Yet, Ironically, I sit here in front of a Lenovo W520 laptop, with the Quadro 1000M chipset, with Optimus, running bone stock nVidia drivers from 275 to 320, and they all run it pretty much flawlessly.
My point is not that Optimus is necessarily good, but to point out the idiocy of your comment that "You can't buy a notebook with a discrete NVIDIA chip that will run Linux"
Wrong, plain and simple . . . . The Lenovo BIOS lets you select the Integratd, Discrete, or Optimus . . . simply set to discrete, load up the nVidia driver, and you are off to the races . . .
So, from a hardware perspective, at least Lenovo got it right!
Originally Posted by jesmith
Speak for yourself, SteveBean. NVIDIA needs to start supporting Optimus properly. Bumblebee is crap that doesn't work. I really don't care whether NVIDIA's drivers are open or proprietary, but I do care whether I can run Linux on a notebook with a discrete graphics chip.
I've been trying everything under the sun, and I can tell you with a high degree of certainty that you cannot, today, buy a notebook with a discrete NVIDIA chip that will run Linux. They *all* use Optimus, and Optimus *does not work* in Linux.
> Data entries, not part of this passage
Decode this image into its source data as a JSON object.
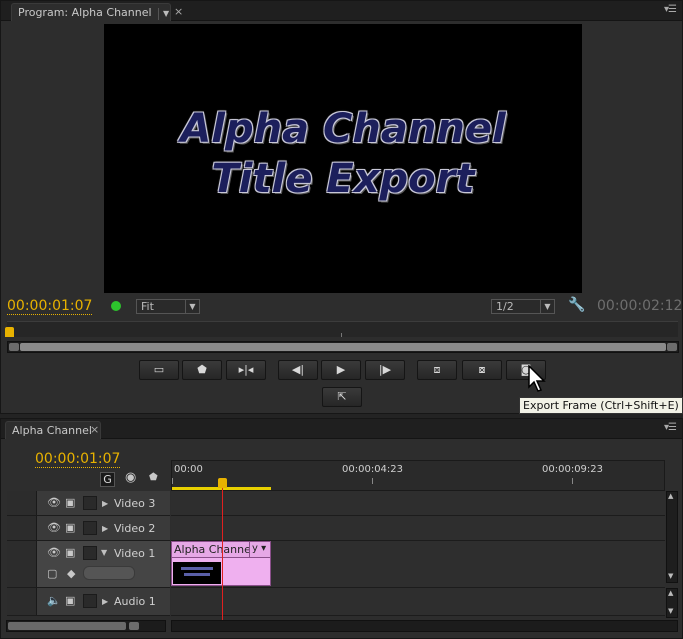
{
  "program_monitor": {
    "tab_label": "Program: Alpha Channel",
    "close_label": "×",
    "menu_icon": "panel-menu-icon",
    "title_lines": [
      "Alpha Channel",
      "Title Export"
    ],
    "current_timecode": "00:00:01:07",
    "fit_label": "Fit",
    "resolution_label": "1/2",
    "duration_timecode": "00:00:02:12",
    "tooltip": "Export Frame (Ctrl+Shift+E)"
  },
  "timeline": {
    "tab_label": "Alpha Channel",
    "close_label": "×",
    "current_timecode": "00:00:01:07",
    "ruler_labels": [
      "00:00",
      "00:00:04:23",
      "00:00:09:23"
    ],
    "tracks": [
      {
        "name": "Video 3"
      },
      {
        "name": "Video 2"
      },
      {
        "name": "Video 1"
      },
      {
        "name": "Audio 1"
      }
    ],
    "clip_label": "Alpha Channel",
    "clip_suffix": "y"
  },
  "colors": {
    "timecode_active": "#e8b200",
    "clip": "#efb0ef",
    "playhead_line": "#e02020"
  }
}
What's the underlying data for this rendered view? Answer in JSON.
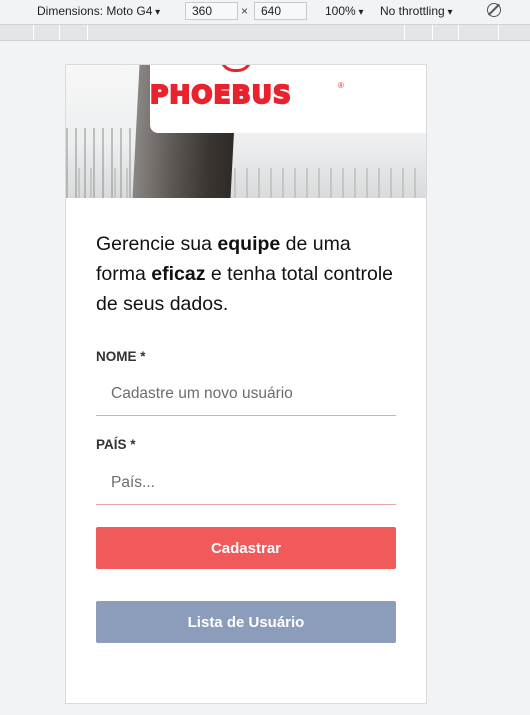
{
  "devtools": {
    "device_label": "Dimensions: Moto G4",
    "width": "360",
    "height": "640",
    "zoom": "100%",
    "throttling": "No throttling",
    "rotate_icon": "rotate-icon"
  },
  "brand": {
    "logo_text": "PHOEBUS",
    "registered_mark": "®",
    "accent_color": "#e8232e"
  },
  "intro": {
    "part1": "Gerencie sua ",
    "bold1": "equipe",
    "part2": " de uma forma ",
    "bold2": "eficaz",
    "part3": " e tenha total controle de seus dados."
  },
  "form": {
    "name_label": "NOME *",
    "name_placeholder": "Cadastre um novo usuário",
    "country_label": "PAÍS *",
    "country_placeholder": "País...",
    "submit_label": "Cadastrar",
    "list_label": "Lista de Usuário",
    "primary_color": "#f05a5b",
    "secondary_color": "#8b9dbb"
  }
}
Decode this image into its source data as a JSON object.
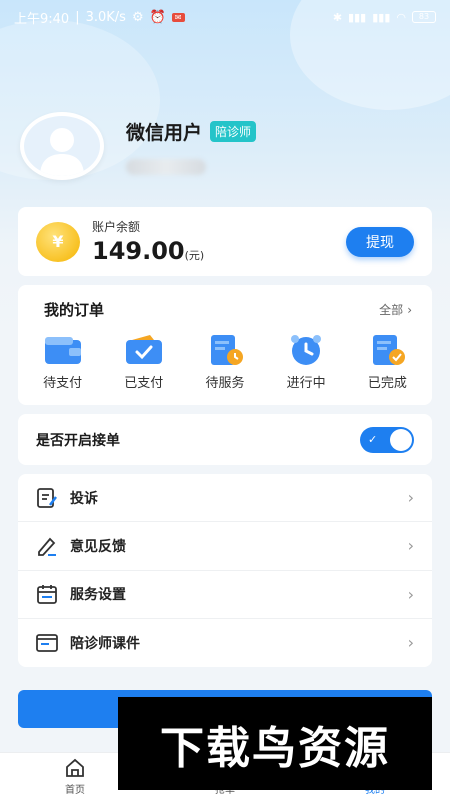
{
  "status_bar": {
    "time": "上午9:40",
    "network_speed": "3.0K/s",
    "battery": "83"
  },
  "profile": {
    "name": "微信用户",
    "role_badge": "陪诊师"
  },
  "balance": {
    "label": "账户余额",
    "amount": "149.00",
    "unit": "(元)",
    "coin_symbol": "¥",
    "withdraw_label": "提现"
  },
  "orders": {
    "title": "我的订单",
    "all_label": "全部",
    "items": [
      {
        "label": "待支付",
        "icon": "wallet-icon"
      },
      {
        "label": "已支付",
        "icon": "paid-wallet-icon"
      },
      {
        "label": "待服务",
        "icon": "clock-document-icon"
      },
      {
        "label": "进行中",
        "icon": "alarm-clock-icon"
      },
      {
        "label": "已完成",
        "icon": "check-document-icon"
      }
    ]
  },
  "accept_orders": {
    "label": "是否开启接单",
    "enabled": true
  },
  "menu": {
    "items": [
      {
        "label": "投诉",
        "icon": "complaint-icon"
      },
      {
        "label": "意见反馈",
        "icon": "pencil-icon"
      },
      {
        "label": "服务设置",
        "icon": "calendar-icon"
      },
      {
        "label": "陪诊师课件",
        "icon": "courseware-icon"
      }
    ]
  },
  "tab_bar": {
    "tabs": [
      {
        "label": "首页",
        "icon": "home-icon"
      },
      {
        "label": "抢单",
        "icon": "grab-order-icon"
      },
      {
        "label": "我的",
        "icon": "profile-icon"
      }
    ]
  },
  "watermark": {
    "text": "下载鸟资源"
  },
  "colors": {
    "accent": "#1e7ff0",
    "badge": "#24c4c9",
    "coin": "#f5b400"
  }
}
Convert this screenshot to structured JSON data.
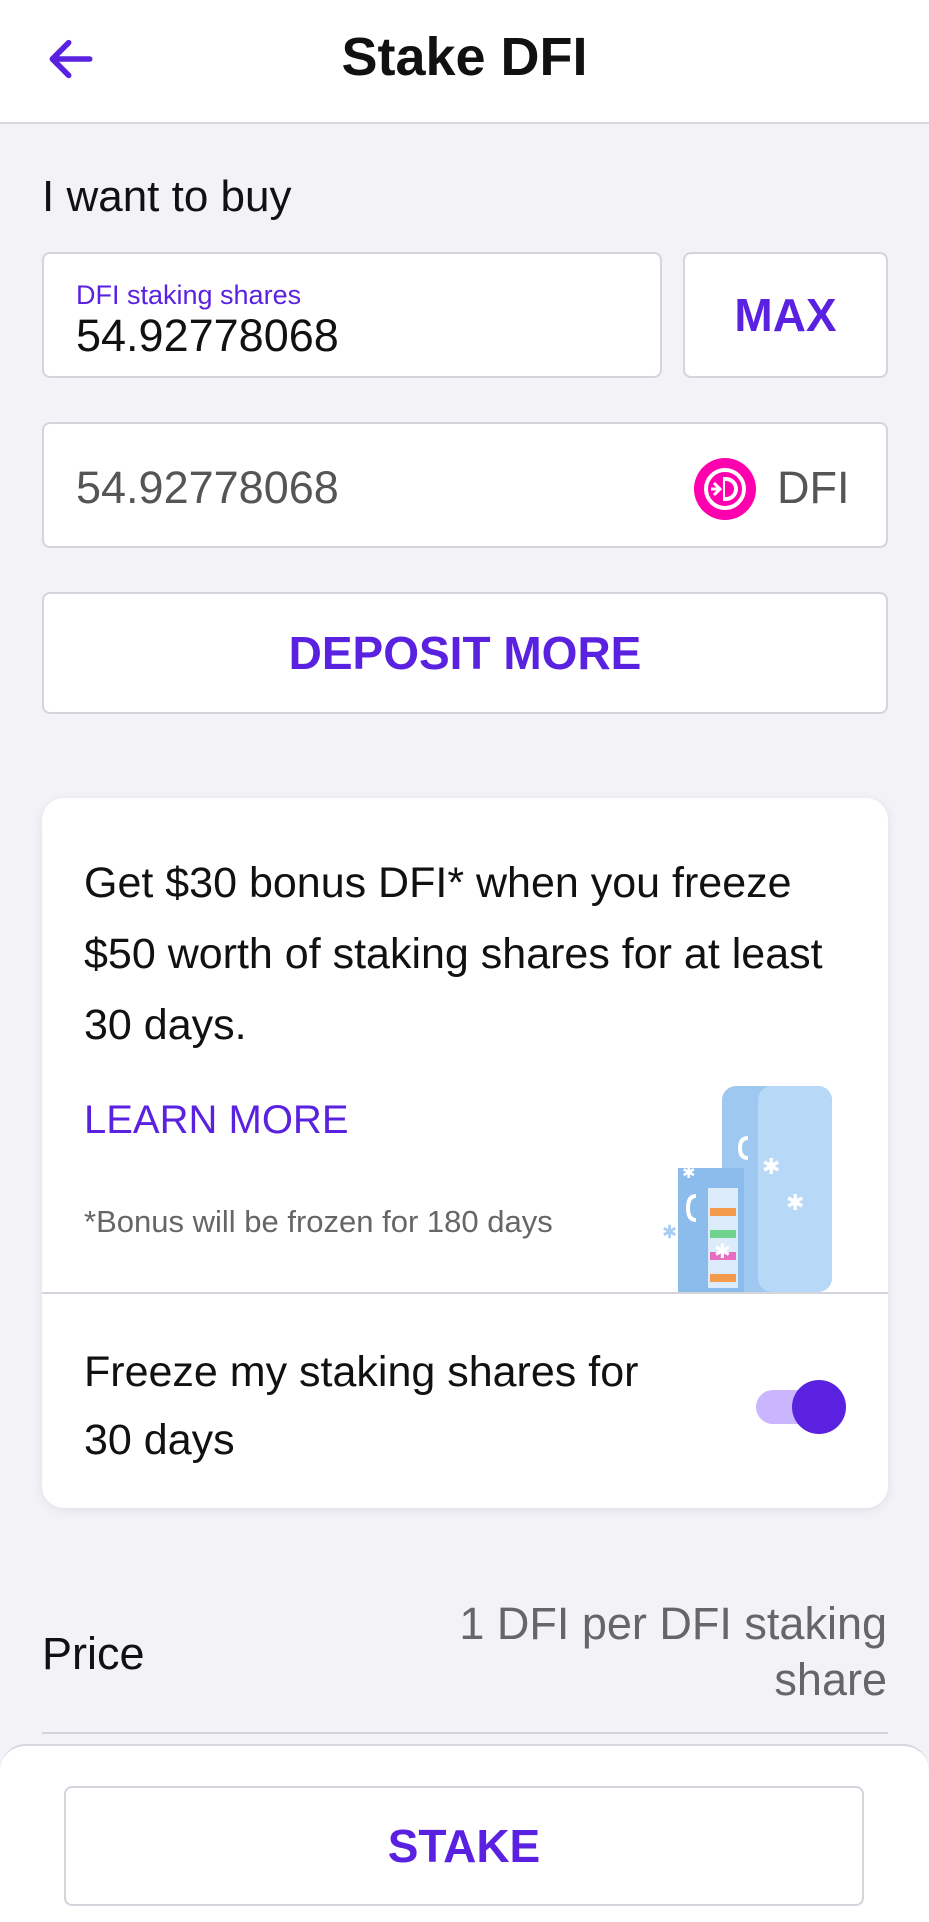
{
  "header": {
    "title": "Stake DFI",
    "back_icon": "arrow-left-icon"
  },
  "form": {
    "section_label": "I want to buy",
    "shares_field_label": "DFI staking shares",
    "shares_value": "54.92778068",
    "max_label": "MAX",
    "dfi_amount": "54.92778068",
    "dfi_icon": "defichain-logo-icon",
    "dfi_unit": "DFI",
    "deposit_label": "DEPOSIT MORE"
  },
  "promo": {
    "text": "Get $30 bonus DFI* when you freeze $50 worth of staking shares for at least 30 days.",
    "learn_more": "LEARN MORE",
    "note": "*Bonus will be frozen for 180 days",
    "illustration": "fridge-illustration",
    "freeze_label": "Freeze my staking shares for 30 days",
    "freeze_enabled": true
  },
  "price": {
    "label": "Price",
    "value": "1 DFI per DFI staking share"
  },
  "footer": {
    "stake_label": "STAKE"
  },
  "colors": {
    "accent": "#5a22e0",
    "dfi_brand": "#ff00af",
    "background": "#f2f2f7"
  }
}
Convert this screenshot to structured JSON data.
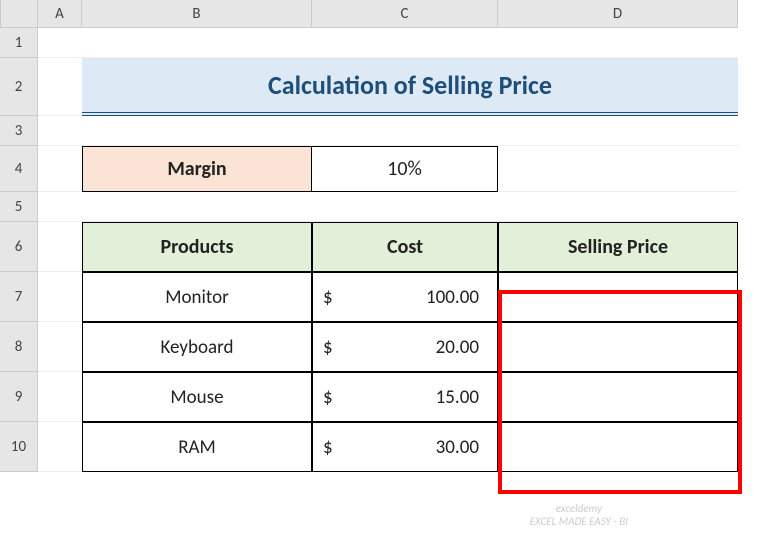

The fundamental defect with bumblebee is that it assumes you can run the chip headless, but GeForce chips won't run headless (only Quaddro chips do that). There was a work-around where you would tell the GeForce chip to pretend it had a CRT, but that doesn't work with the latest drivers and chips.
So bumblebee doesn't work. And hence Linux cannot use the NVIDIA chips AT ALL.
NVIDIA has given the Linux-on-notebooks community the old heave 'ho, and saying they contribute to ARM is completely irrelevant.